"I've been taught how to make a movie work really well that's had four reshoots," he said. "The thing I had to explain to Disney was, 'You're asking a guy who's only known how to do it this way to suddenly do it with one reshoot.' I said, 'I'm not gonna get it right the first time, I'll tell you that right now.'"
The project reflects the film studio's decision to limit its filmmaking investments to two categories: developing movies around its established Marvel, Pixar and Disney brands, and financing wide-appeal event movies with the potential to drive sequels, merchandise sales, television series or theme-park attractions.
Analysts note that the studio contributes less to the company's bottom line than other parts of the media colossus' business, such as sports network ESPN or the theme parks.
"I don't think most of the value in Disney as a company is any one franchise or any one movie," said Anthony DiClemente, an entertainment analyst with Barclays Capital. "The reality is that a small and ever smaller piece of Disney's value comes from the film studio."
The studio used to release 20 or more pictures a year. For 2012, only two live-action Disney films are scheduled for release, "John Carter" and "The Odd Life of Timothy Green." The rest of the company's theatrical release slate is reserved for Pixar and Disney animated films; Marvel Entertainment's latest superhero saga, "The Avengers"; and, from DreamWorks Studios, "Lincoln" and "Welcome to People."

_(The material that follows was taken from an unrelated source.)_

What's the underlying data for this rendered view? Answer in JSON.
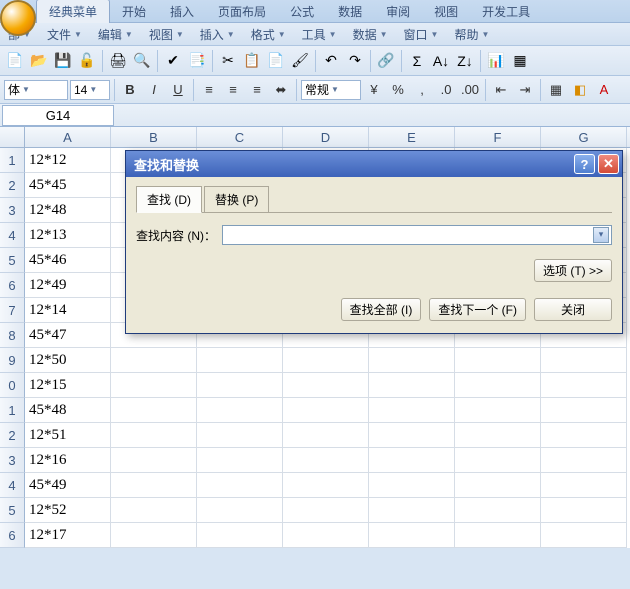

In remarks to Morgan Stanley's Technology, Media & Telecom Conference on Feb. 28, Disney Chief Financial Officer Jay Rasulo explained the rationale for the company's retrenchment. The "melting ice cube of the DVD business," he said, has caused the studio to focus its investments on potential franchise films that could also be exploited by its television networks, consumer products group and theme parks.

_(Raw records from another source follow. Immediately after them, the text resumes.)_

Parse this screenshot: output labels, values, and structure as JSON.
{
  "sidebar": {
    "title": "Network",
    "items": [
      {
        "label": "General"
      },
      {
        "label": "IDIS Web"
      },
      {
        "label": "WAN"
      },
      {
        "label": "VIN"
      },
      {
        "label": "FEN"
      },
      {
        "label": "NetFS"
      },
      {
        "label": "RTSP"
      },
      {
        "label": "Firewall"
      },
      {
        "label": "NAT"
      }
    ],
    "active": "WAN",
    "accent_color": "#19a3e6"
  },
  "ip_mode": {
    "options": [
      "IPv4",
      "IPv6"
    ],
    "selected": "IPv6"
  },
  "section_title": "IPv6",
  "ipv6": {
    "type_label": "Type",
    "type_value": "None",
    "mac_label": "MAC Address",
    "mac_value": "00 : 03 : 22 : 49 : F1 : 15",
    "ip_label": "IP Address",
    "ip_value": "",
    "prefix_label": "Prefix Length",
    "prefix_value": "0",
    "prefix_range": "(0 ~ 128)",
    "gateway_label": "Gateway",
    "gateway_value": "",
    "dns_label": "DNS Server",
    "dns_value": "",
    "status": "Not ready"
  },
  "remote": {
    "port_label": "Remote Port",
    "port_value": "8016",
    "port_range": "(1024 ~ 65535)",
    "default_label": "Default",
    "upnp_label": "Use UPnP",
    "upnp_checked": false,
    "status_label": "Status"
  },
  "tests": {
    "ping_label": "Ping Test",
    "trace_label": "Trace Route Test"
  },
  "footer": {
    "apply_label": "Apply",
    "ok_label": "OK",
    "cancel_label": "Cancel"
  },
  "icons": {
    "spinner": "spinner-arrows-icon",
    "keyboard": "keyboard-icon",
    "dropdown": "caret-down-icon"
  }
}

"The number of outlets … takes you out of the pure economics of the film business and brings you into the economics of a lot of other businesses that have extremely high returns to great content," Rasulo said.
Success within that new philosophy still hangs upon a strong theatrical performance, of the kind the studio got with "Alice in Wonderland" in 2010 but failed to achieve last year with "Mars Needs Moms."
So far, Disney's marketing campaign has done little to stoke enthusiasm for "John Carter." Marketing experts point to missteps, such as the decision not to promote the movie at the Comic-Con International conference — ground zero for sci-fi enthusiasts. Instead, the studio showed preview footage at a Disney-sponsored fan event, D23, which draws from a diverse community of animation buffs and fans dressed as Disney characters.
Moreover, Disney appeared to run away from the "John Carter" legacy by removing "Mars" from its title, out of fear of alienating women.
"I was in the middle of reshoots, and marketing came to me and said, 'Look we've done all these focus groups and not a single woman is gonna come see a movie called 'John Carter of Mars,'" Stanton said. "I was a little bummed about that (but) … I changed the "Princess of Mars" to "John Carter of Mars" because I thought no boy would go to the film. So I'm victim of the same exact thing."
From the beginning, Stanton and Disney have seen "John Carter" as a potential franchise, and the director said he has outlined a story that would play out over the course of three films.
"The idea is to get to do it again a little bit better," Stanton said. "Freshman year doesn't have to be my only year in high school."
Times staff writer Ben Fritz also contributed to this report.